A Conceptual Framework of Autonomy and Its Relation to Automation


Recent research in intelligent systems has discussed the characteristics of autonomous systems. This same work has evaluated automated systems in terms of the understanding of autonomy. This situation has led to confusion of automation technology and autonomous agents. In this talk, I will differentiate the concepts of automation and autonomy with a new framework of agents. The framework is complemented by observations on characteristics of automated vs. autonomous systems, identification of error and failure modes, and formulation of a matrix of design constraints dictating possible applications of each type of agent. I will also discuss levels of system automation along with types of autonomy. A definition of autonomy will be mutated throughout the talk to a form with utility for engineering. The main findings of this research are that demands of automated agents on the human-task-environment system should be absent from design of autonomous agents and design of automated systems is always automation-centric despite best efforts at human-centered approaches. In addition, the key requirements for design of autonomy include: agent viability in a target context, agent self-governance in goal formulation and fulfilment of roles, and independence in defined tasks performance.


Prof. David Kaber
North Carolina State University (NCSU)

Date & Time

19 Jun 2018 (Tuesday) 11:30 - 12:30


E11-4045 (University of Macau)

Organized by

Department of Computer and Information Science

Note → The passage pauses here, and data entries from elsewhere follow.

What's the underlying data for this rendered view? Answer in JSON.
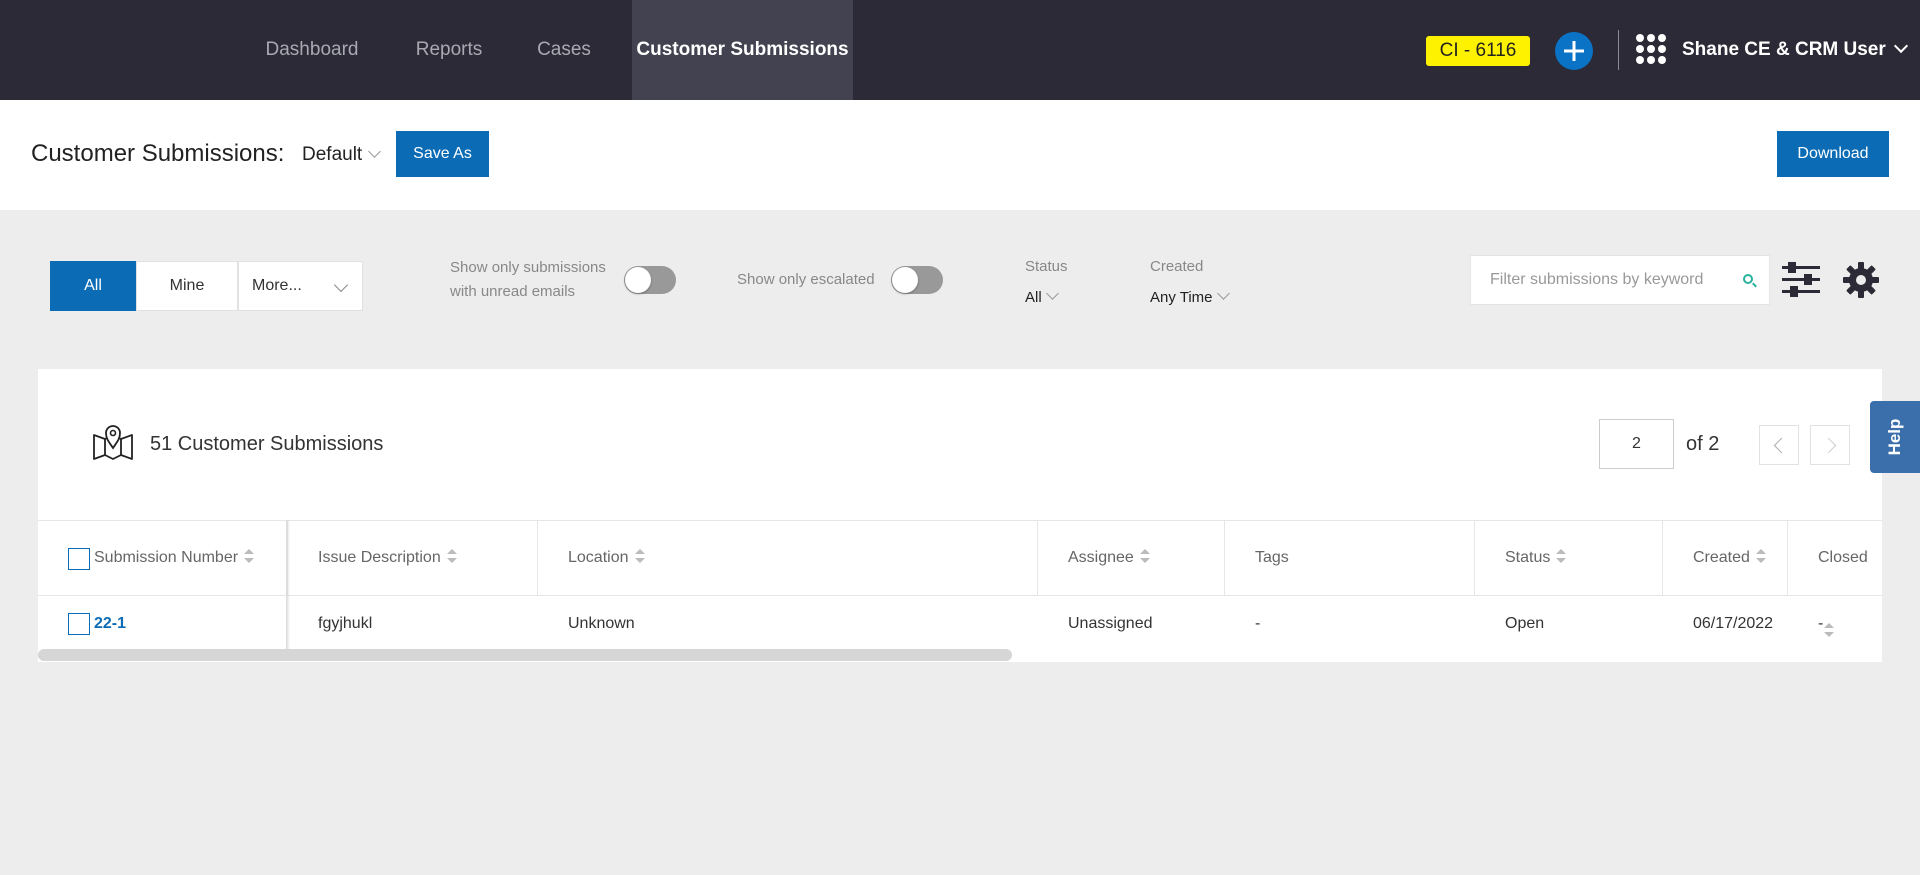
{
  "nav": {
    "tabs": [
      {
        "label": "Dashboard"
      },
      {
        "label": "Reports"
      },
      {
        "label": "Cases"
      },
      {
        "label": "Customer Submissions"
      }
    ],
    "env_badge": "CI - 6116",
    "user_name": "Shane CE & CRM User"
  },
  "titlebar": {
    "title": "Customer Submissions:",
    "view_name": "Default",
    "save_as_label": "Save As",
    "download_label": "Download"
  },
  "filters": {
    "segments": {
      "all": "All",
      "mine": "Mine",
      "more": "More..."
    },
    "unread_toggle_label_1": "Show only submissions",
    "unread_toggle_label_2": "with unread emails",
    "escalated_toggle_label": "Show only escalated",
    "status_label": "Status",
    "status_value": "All",
    "created_label": "Created",
    "created_value": "Any Time",
    "search_placeholder": "Filter submissions by keyword"
  },
  "results": {
    "count_text": "51 Customer Submissions",
    "page_current": "2",
    "page_of_text": "of 2"
  },
  "table": {
    "columns": [
      "Submission Number",
      "Issue Description",
      "Location",
      "Assignee",
      "Tags",
      "Status",
      "Created",
      "Closed"
    ],
    "rows": [
      [
        "22-1",
        "fgyjhukl",
        "Unknown",
        "Unassigned",
        "-",
        "Open",
        "06/17/2022",
        "-"
      ]
    ]
  },
  "help_label": "Help",
  "colors": {
    "nav_bg": "#2b2a36",
    "primary": "#0b6cb5",
    "badge": "#fff200",
    "help": "#3b6fab"
  }
}
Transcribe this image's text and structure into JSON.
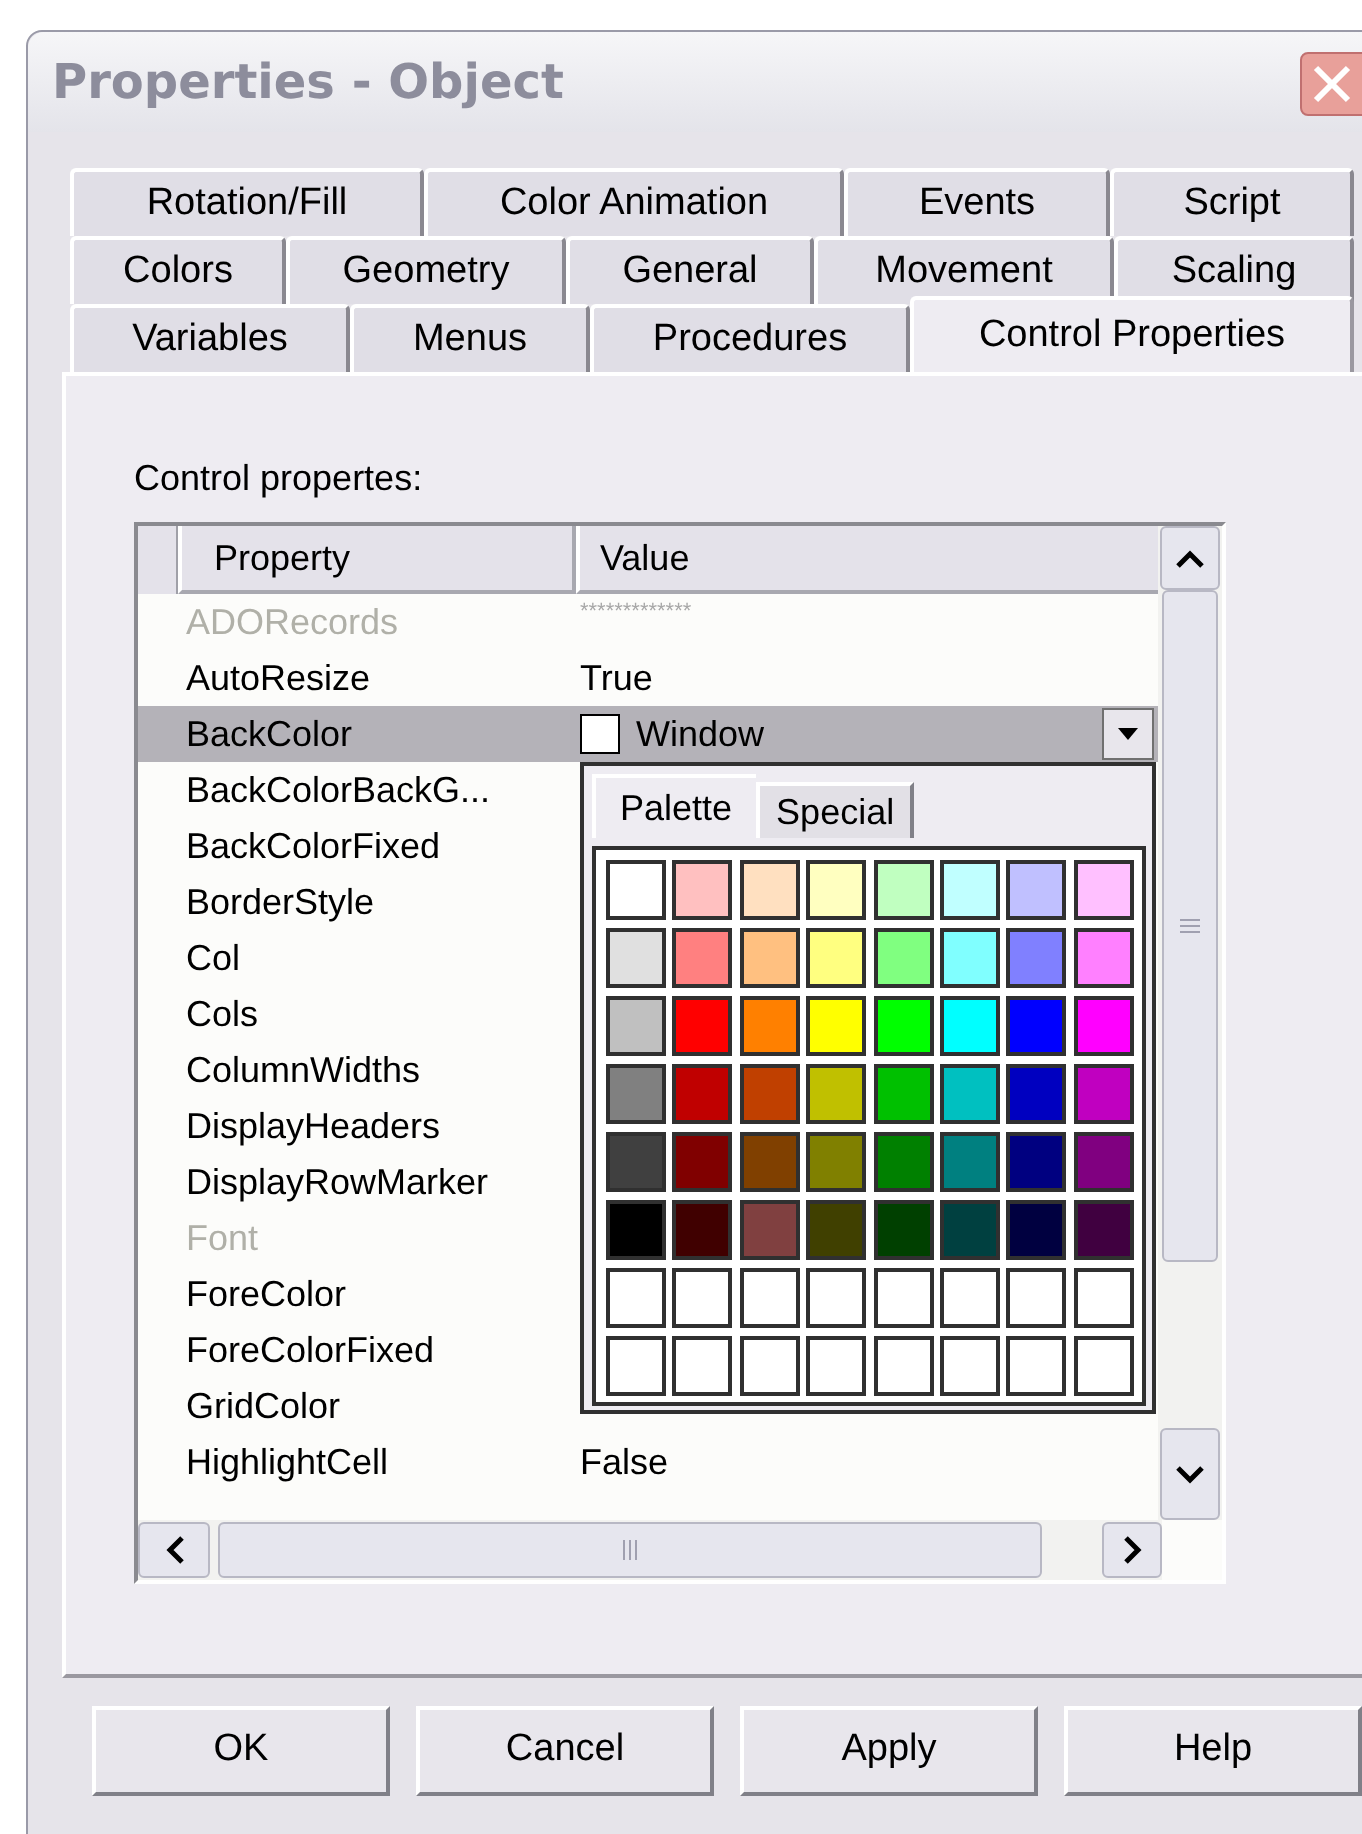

David Kaber is a Distinguished Professor of Industrial and Systems Engineering at North Carolina State University (NCSU) and an associate faculty member in the Biomedical Engineering and Psychology Departments. He is the Chair-elect for the Department of Industrial and Systems Engineering at the University of Florida. At NC State, Kaber has served as Director of Research for the Ergonomics Center of North Carolina and a NIOSH-sponsored Occupational Safety and Ergonomics education and research program. His current research interests include modeling and analysis of workload in unmanned systems operations, human performance and behavior in autonomous vehicle use, and design principles for automation transparency in human-in-the-loop systems. Kaber received his PhD from Texas Tech University in 1996. He is a fellow of the Institute of Industrial & Systems Engineers and fellow of the Human Factors & Ergonomics Society. He is a certified safety professional and certified human factors professional.